LIMESTONE COUNTY, Ala. (WAFF) - It took decades for Edgar Gross’ family to get his remains identified and returned to Alabama and their efforts led to a heartfelt homecoming. On Memorial Day, hundreds turned out to honor him.
Athens and Limestone County paid tribute to all those who made the ultimate sacrifice for our country, including Gross.
His story was told to a crowd of hundreds as the Alabama Veterans Museum and Archives held a Memorial Day ceremony at the Limestone County Event Center.
After the event, a quiet reverence filled Pryor Street as the hearse carrying Gross passed by on its way to Cherry Grove Baptist Church for his funeral service, everyone waving flags and saluting as the procession went past.
At the church, veterans were on hand to bring his casket inside where many gathered to pay their respects.
“We’re actually living the dream of our parents and grandparents. I can’t tell you how many times I heard them say that they’d hope to see the day when Uncle Ed comes home. Today is that day,” said Stephen Gross about his great-uncle.
Water Tender 2nd Class Gross, a Limestone County native, was killed on the USS Oklahoma when the Japanese attacked Pearl Harbor.
Gross' remains were positively identified after an exhaustive search to match DNA with his relatives.
“It was a wonderful memorial service that we had today to honor all the fallen in Limestone County but a special opportunity to honor the family and all the loved ones of Edgar Gross. What a remarkable story,” said Athens Mayor Ronnie Marks.
“A very special homecoming for Water Tender 2 Edgar Gross who went down the with USS Oklahoma. His family finally got to bring his remains home and lay them to rest where they should be,” added Sandra Thompson, director of the Alabama Veterans Museum.
Gross was assigned to the battleship USS Oklahoma when the ship was attacked by the Japanese on Dec. 7, 1941, at Pearl Harbor, Hawaii.
The ship was struck by multiple torpedoes and capsized within minutes. The captain of the Oklahoma ordered the crew to abandon ship over the starboard side.
Those who escaped swam to the battleship USS Maryland or manned smaller boats and helped pull the wounded out of the water. Rescuers saved 32 sailors by cutting holes into the Oklahoma’s side.
Gross, who hailed from Limestone County’s Carriger community, was one of 415 Navy crew and 14 Marines who died on the Oklahoma. Of that number, about 394 — including Gross — were unidentified. They were buried in the National Memorial Cemetery of the Pacific.
“It just goes to demonstrate the sacrifices that some people made, and others don’t. They have it easy and don’t appreciate what happened. That man was lost. He was in an unmarked grave for the unknowns and it’s just not right that we shouldn’t honor him,” said Jerry Barksdale, Retired Athens Attorney.

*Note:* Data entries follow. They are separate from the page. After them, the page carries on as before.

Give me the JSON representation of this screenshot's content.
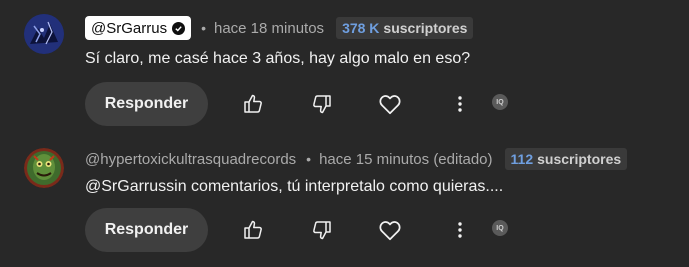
{
  "comments": [
    {
      "author": "@SrGarrus",
      "verified": true,
      "separator": "•",
      "time": "hace 18 minutos",
      "subscribers_count": "378 K",
      "subscribers_label": "suscriptores",
      "text": "Sí claro, me casé hace 3 años, hay algo malo en eso?",
      "reply_label": "Responder",
      "ext_badge": "IQ"
    },
    {
      "author": "@hypertoxickultrasquadrecords",
      "verified": false,
      "separator": "•",
      "time": "hace 15 minutos (editado)",
      "subscribers_count": "112",
      "subscribers_label": "suscriptores",
      "text": "@SrGarrussin comentarios, tú interpretalo como quieras....",
      "reply_label": "Responder",
      "ext_badge": "IQ"
    }
  ],
  "icons": {
    "like": "thumbs-up-icon",
    "dislike": "thumbs-down-icon",
    "heart": "heart-icon",
    "more": "more-vert-icon"
  },
  "colors": {
    "background": "#282828",
    "subscriber_count": "#6f9fe0",
    "button_bg": "#3f3f3f"
  }
}
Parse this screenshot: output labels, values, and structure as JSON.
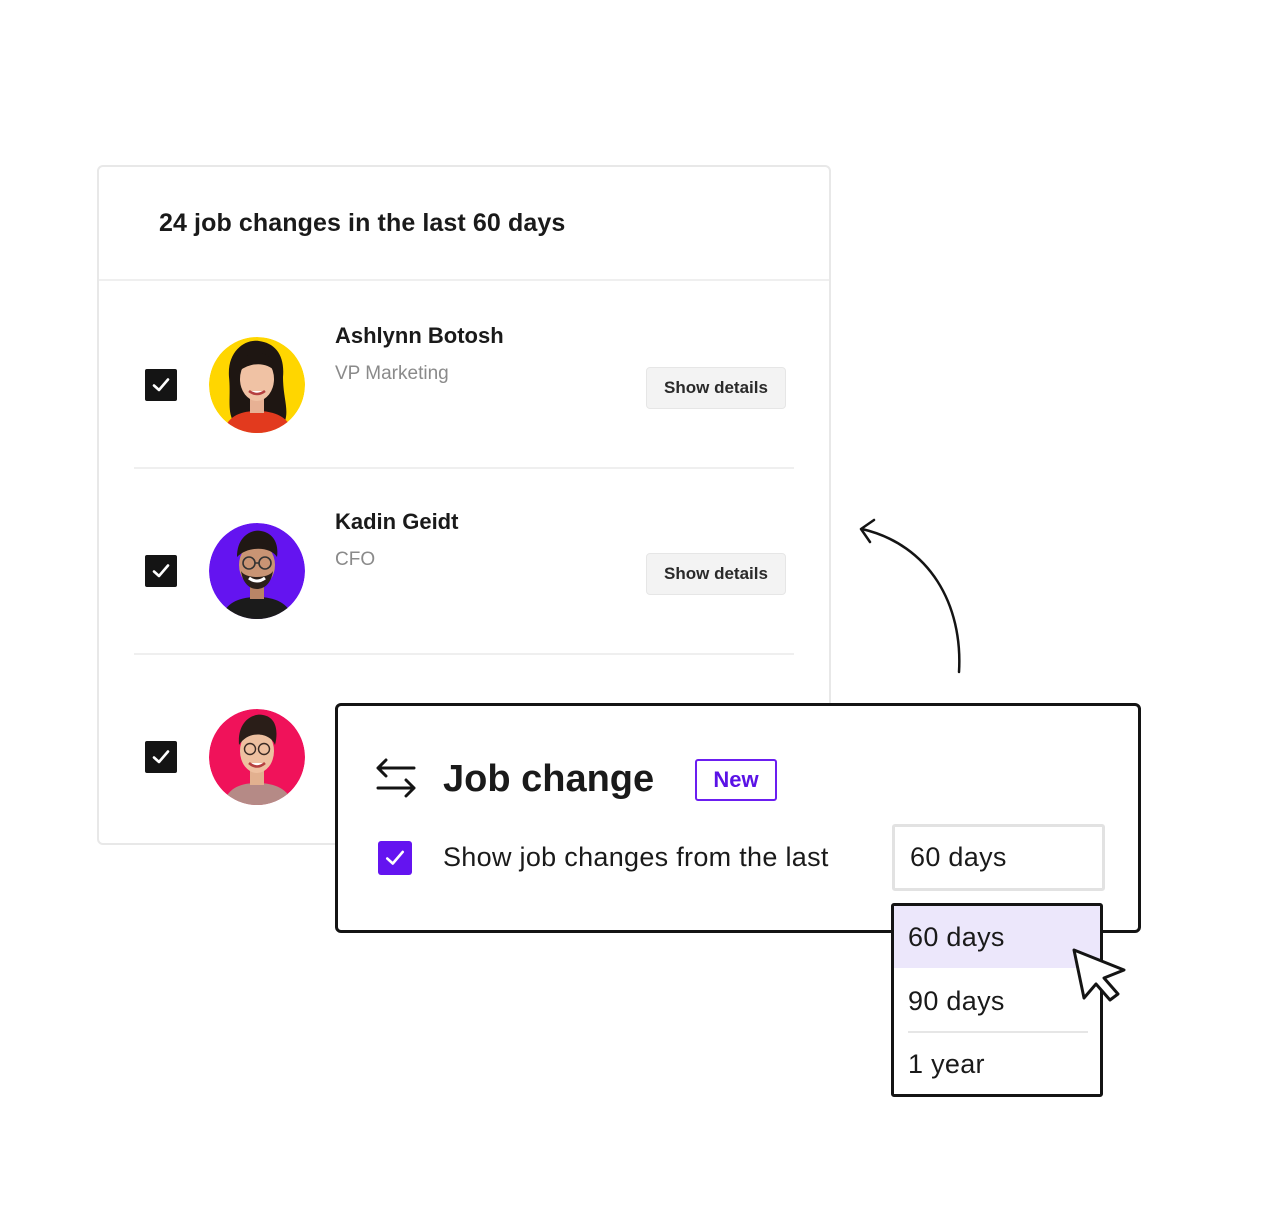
{
  "card": {
    "title": "24 job changes in the last 60 days",
    "people": [
      {
        "name": "Ashlynn Botosh",
        "title": "VP Marketing",
        "avatar_bg": "#FFD600",
        "details_label": "Show details",
        "checked": true
      },
      {
        "name": "Kadin Geidt",
        "title": "CFO",
        "avatar_bg": "#6414F0",
        "details_label": "Show details",
        "checked": true
      },
      {
        "name": "",
        "title": "",
        "avatar_bg": "#F0125A",
        "checked": true
      }
    ]
  },
  "popup": {
    "icon": "swap-arrows-icon",
    "title": "Job change",
    "badge": "New",
    "option_label": "Show job changes from the last",
    "option_checked": true,
    "selected_value": "60 days"
  },
  "dropdown": {
    "options": [
      "60 days",
      "90 days",
      "1 year"
    ],
    "highlighted": "60 days"
  },
  "colors": {
    "accent": "#6414F0",
    "dark": "#141414",
    "highlight": "#ECE7FB"
  }
}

James Hickman, a local veteran, attended the Memorial Day events and explained that the USS Oklahoma was one of our first oil fired ships, so the water tender’s job was to keep cooling water coming to the engine of that battleship when it was underway.
“I think it’s absolutely terrific for the community and it’s certainly terrific for the Gross family. Can you imagine? Your loved one has fallen somewhere in battle and you have no body, nothing to bury. You can have a memorial service, but that doesn’t do it. It’s a wonderful thing that this young man has finally come home,” Hickman stated.
Stephen Gross never met his great uncle Edgar, but that didn't stop him from searching for answers or Edgar’s unidentified remains.
He was contacted by Dee Dee King, a genealogist for the Navy’s POW/MIA Department. She started working the case and doing DNA analysis.
"In 2009, the Navy started issuing me work orders for the USS Oklahoma. There were more than 320 cases that I'd work on in the next 3 years and in 2011, I contacted the Gross family," King said.
It took several years, but she put the puzzle together. The Defense POW/MIA Accounting Agency announced that the remains of Water Tender 2nd Class Edgar D. Gross of Athens had been positively identified.
King traveled from Texas to Alabama to be with Gross’ family for the funeral.
Many hope that DNA testing continues to bring closure to other families of those who lost their lives at Pearl Harbor.
“These are the guys who gave everything so that we could continue to prosper as a free and independent nation,” said James L. Walker, Retired LTC and ROTC Instructor.
Stephen Gross said he almost gave up hope with all of the roadblocks his family dealt with over the years, but his relatives finally got to see that Edgar received a respectful burial. They were appreciative of the public’s support.
“It’s just a testament to this community that a fallen son returns home after 77 years, 5 months and 20 days, that they’re welcoming us like they are,” Gross added.